» **Exercise aim**: The answer must be one number: how many lines in the records below contain the string "this".

### Data ###

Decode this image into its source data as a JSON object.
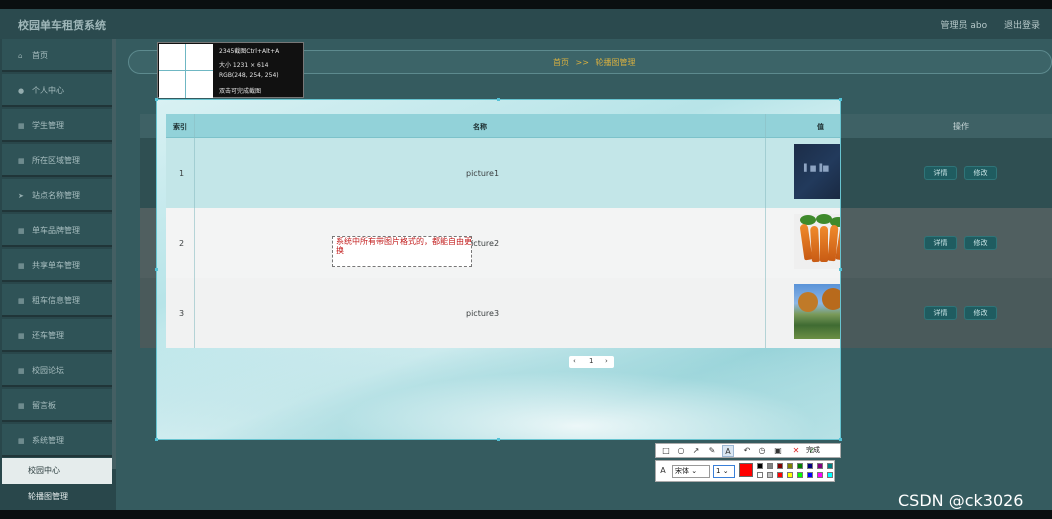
{
  "app": {
    "title": "校园单车租赁系统"
  },
  "header": {
    "user": "管理员 abo",
    "logout": "退出登录"
  },
  "sidebar": {
    "items": [
      {
        "label": "首页",
        "icon": "home-icon"
      },
      {
        "label": "个人中心",
        "icon": "user-icon"
      },
      {
        "label": "学生管理",
        "icon": "grid-icon"
      },
      {
        "label": "所在区域管理",
        "icon": "grid-icon"
      },
      {
        "label": "站点名称管理",
        "icon": "send-icon"
      },
      {
        "label": "单车品牌管理",
        "icon": "grid-icon"
      },
      {
        "label": "共享单车管理",
        "icon": "grid-icon"
      },
      {
        "label": "租车信息管理",
        "icon": "grid-icon"
      },
      {
        "label": "还车管理",
        "icon": "grid-icon"
      },
      {
        "label": "校园论坛",
        "icon": "grid-icon"
      },
      {
        "label": "留言板",
        "icon": "grid-icon"
      },
      {
        "label": "系统管理",
        "icon": "grid-icon"
      }
    ],
    "subitems": [
      {
        "label": "校园中心"
      },
      {
        "label": "轮播图管理"
      }
    ]
  },
  "breadcrumb": {
    "home": "首页",
    "sep": ">>",
    "current": "轮播图管理"
  },
  "table": {
    "headers": {
      "index": "索引",
      "name": "名称",
      "value": "值",
      "actions": "操作"
    },
    "rows": [
      {
        "index": "1",
        "name": "picture1",
        "detail": "详情",
        "edit": "修改"
      },
      {
        "index": "2",
        "name": "picture2",
        "detail": "详情",
        "edit": "修改"
      },
      {
        "index": "3",
        "name": "picture3",
        "detail": "详情",
        "edit": "修改"
      }
    ]
  },
  "pager": {
    "prev": "‹",
    "page": "1",
    "next": "›"
  },
  "annotation": {
    "text": "系统中所有带图片格式的，都能自由更换"
  },
  "magnifier": {
    "line1": "2345截图Ctrl+Alt+A",
    "line2": "大小  1231 × 614",
    "line3": "RGB(248, 254, 254)",
    "line4": "双击可完成截图"
  },
  "toolbar": {
    "done": "完成",
    "font": "宋体",
    "size": "1",
    "current_color": "#ff0000",
    "palette": [
      "#000000",
      "#808080",
      "#800000",
      "#808000",
      "#008000",
      "#000080",
      "#800080",
      "#008080",
      "#ffffff",
      "#c0c0c0",
      "#ff0000",
      "#ffff00",
      "#00ff00",
      "#0000ff",
      "#ff00ff",
      "#00ffff"
    ]
  },
  "watermark": "CSDN @ck3026"
}
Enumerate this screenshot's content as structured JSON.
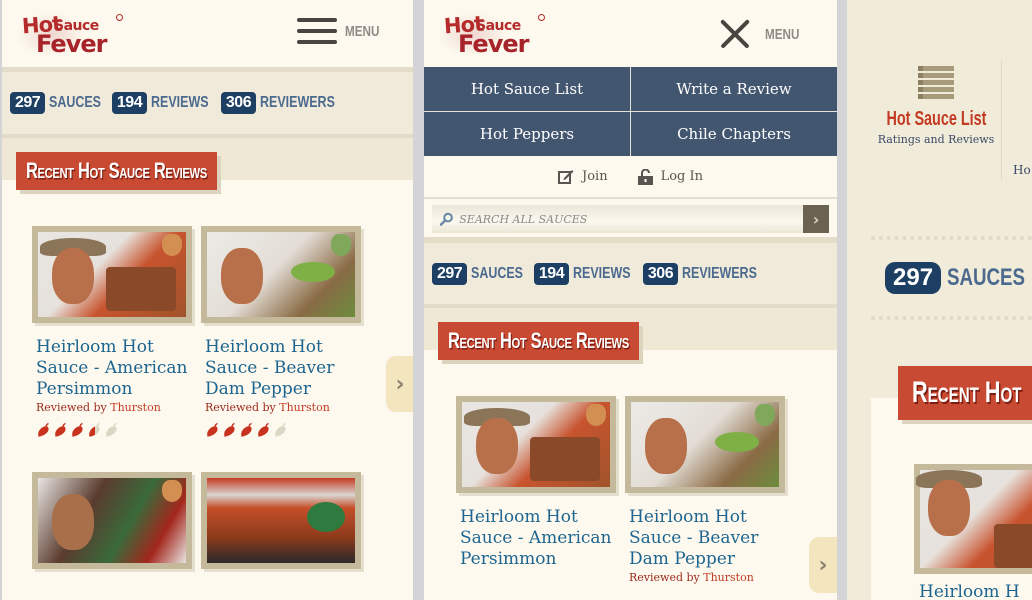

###

» **Result of the exercise**: 2